Output all the data below verbatim.

Supplied information -
########

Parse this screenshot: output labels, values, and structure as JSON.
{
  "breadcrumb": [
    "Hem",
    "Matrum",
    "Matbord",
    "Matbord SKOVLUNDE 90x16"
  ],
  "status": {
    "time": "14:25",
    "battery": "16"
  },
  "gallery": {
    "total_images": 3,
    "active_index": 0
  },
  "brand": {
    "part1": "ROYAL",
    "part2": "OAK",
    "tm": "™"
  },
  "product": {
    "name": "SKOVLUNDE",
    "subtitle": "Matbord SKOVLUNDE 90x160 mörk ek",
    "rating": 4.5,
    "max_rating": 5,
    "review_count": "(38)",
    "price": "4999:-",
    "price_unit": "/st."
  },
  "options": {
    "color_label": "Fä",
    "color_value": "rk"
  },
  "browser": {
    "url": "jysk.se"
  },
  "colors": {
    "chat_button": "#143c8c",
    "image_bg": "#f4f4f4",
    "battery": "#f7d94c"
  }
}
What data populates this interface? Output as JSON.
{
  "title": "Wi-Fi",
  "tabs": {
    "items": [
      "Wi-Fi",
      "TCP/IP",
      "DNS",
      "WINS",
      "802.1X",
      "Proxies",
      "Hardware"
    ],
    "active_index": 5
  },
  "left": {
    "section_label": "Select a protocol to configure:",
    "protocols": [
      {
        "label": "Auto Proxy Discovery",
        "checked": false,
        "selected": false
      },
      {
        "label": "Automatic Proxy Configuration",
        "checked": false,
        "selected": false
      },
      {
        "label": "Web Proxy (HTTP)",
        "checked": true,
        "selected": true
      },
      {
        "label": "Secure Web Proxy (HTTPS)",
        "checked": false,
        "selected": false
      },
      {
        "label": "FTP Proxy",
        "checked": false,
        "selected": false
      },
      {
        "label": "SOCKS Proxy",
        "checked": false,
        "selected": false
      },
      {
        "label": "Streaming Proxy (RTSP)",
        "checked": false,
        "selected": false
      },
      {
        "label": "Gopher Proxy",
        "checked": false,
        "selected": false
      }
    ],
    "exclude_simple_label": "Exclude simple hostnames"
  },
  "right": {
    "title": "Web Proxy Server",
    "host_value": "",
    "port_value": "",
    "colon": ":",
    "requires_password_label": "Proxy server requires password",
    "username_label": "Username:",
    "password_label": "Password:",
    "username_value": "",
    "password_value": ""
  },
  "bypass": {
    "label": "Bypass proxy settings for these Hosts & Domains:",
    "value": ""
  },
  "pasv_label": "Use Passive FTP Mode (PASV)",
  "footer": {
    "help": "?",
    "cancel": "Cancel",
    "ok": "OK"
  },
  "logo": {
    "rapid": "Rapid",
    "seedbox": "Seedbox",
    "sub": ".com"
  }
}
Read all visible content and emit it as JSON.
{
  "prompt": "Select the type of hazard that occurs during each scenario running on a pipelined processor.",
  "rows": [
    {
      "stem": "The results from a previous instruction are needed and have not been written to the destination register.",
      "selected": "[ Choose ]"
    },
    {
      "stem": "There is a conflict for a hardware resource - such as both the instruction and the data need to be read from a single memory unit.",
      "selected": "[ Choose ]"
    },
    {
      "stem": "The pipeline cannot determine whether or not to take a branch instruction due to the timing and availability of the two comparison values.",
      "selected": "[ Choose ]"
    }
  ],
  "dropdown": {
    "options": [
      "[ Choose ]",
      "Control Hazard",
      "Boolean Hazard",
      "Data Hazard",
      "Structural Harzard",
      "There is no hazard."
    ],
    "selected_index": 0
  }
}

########

Solution -
Parse this screenshot: output labels, values, and structure as JSON.
{
  "breadcrumb": [
    "Hem",
    "Matrum",
    "Matbord",
    "Matbord SKOVLUNDE 90x16"
  ],
  "status": {
    "time": "14:25",
    "battery": "16"
  },
  "gallery": {
    "total_images": 3,
    "active_index": 0
  },
  "brand": {
    "part1": "ROYAL",
    "part2": "OAK",
    "tm": "™"
  },
  "product": {
    "name": "SKOVLUNDE",
    "subtitle": "Matbord SKOVLUNDE 90x160 mörk ek",
    "rating": 4.5,
    "max_rating": 5,
    "review_count": "(38)",
    "price": "4999:-",
    "price_unit": "/st."
  },
  "options": {
    "color_label": "Fä",
    "color_value": "rk"
  },
  "browser": {
    "url": "jysk.se"
  },
  "colors": {
    "chat_button": "#143c8c",
    "image_bg": "#f4f4f4",
    "battery": "#f7d94c"
  }
}
What data populates this interface? Output as JSON.
{
  "title": "Wi-Fi",
  "tabs": {
    "items": [
      "Wi-Fi",
      "TCP/IP",
      "DNS",
      "WINS",
      "802.1X",
      "Proxies",
      "Hardware"
    ],
    "active_index": 5
  },
  "left": {
    "section_label": "Select a protocol to configure:",
    "protocols": [
      {
        "label": "Auto Proxy Discovery",
        "checked": false,
        "selected": false
      },
      {
        "label": "Automatic Proxy Configuration",
        "checked": false,
        "selected": false
      },
      {
        "label": "Web Proxy (HTTP)",
        "checked": true,
        "selected": true
      },
      {
        "label": "Secure Web Proxy (HTTPS)",
        "checked": false,
        "selected": false
      },
      {
        "label": "FTP Proxy",
        "checked": false,
        "selected": false
      },
      {
        "label": "SOCKS Proxy",
        "checked": false,
        "selected": false
      },
      {
        "label": "Streaming Proxy (RTSP)",
        "checked": false,
        "selected": false
      },
      {
        "label": "Gopher Proxy",
        "checked": false,
        "selected": false
      }
    ],
    "exclude_simple_label": "Exclude simple hostnames"
  },
  "right": {
    "title": "Web Proxy Server",
    "host_value": "",
    "port_value": "",
    "colon": ":",
    "requires_password_label": "Proxy server requires password",
    "username_label": "Username:",
    "password_label": "Password:",
    "username_value": "",
    "password_value": ""
  },
  "bypass": {
    "label": "Bypass proxy settings for these Hosts & Domains:",
    "value": ""
  },
  "pasv_label": "Use Passive FTP Mode (PASV)",
  "footer": {
    "help": "?",
    "cancel": "Cancel",
    "ok": "OK"
  },
  "logo": {
    "rapid": "Rapid",
    "seedbox": "Seedbox",
    "sub": ".com"
  }
}
Read all visible content and emit it as JSON.
{
  "prompt": "Select the type of hazard that occurs during each scenario running on a pipelined processor.",
  "rows": [
    {
      "stem": "The results from a previous instruction are needed and have not been written to the destination register.",
      "selected": "[ Choose ]"
    },
    {
      "stem": "There is a conflict for a hardware resource - such as both the instruction and the data need to be read from a single memory unit.",
      "selected": "[ Choose ]"
    },
    {
      "stem": "The pipeline cannot determine whether or not to take a branch instruction due to the timing and availability of the two comparison values.",
      "selected": "[ Choose ]"
    }
  ],
  "dropdown": {
    "options": [
      "[ Choose ]",
      "Control Hazard",
      "Boolean Hazard",
      "Data Hazard",
      "Structural Harzard",
      "There is no hazard."
    ],
    "selected_index": 0
  }
}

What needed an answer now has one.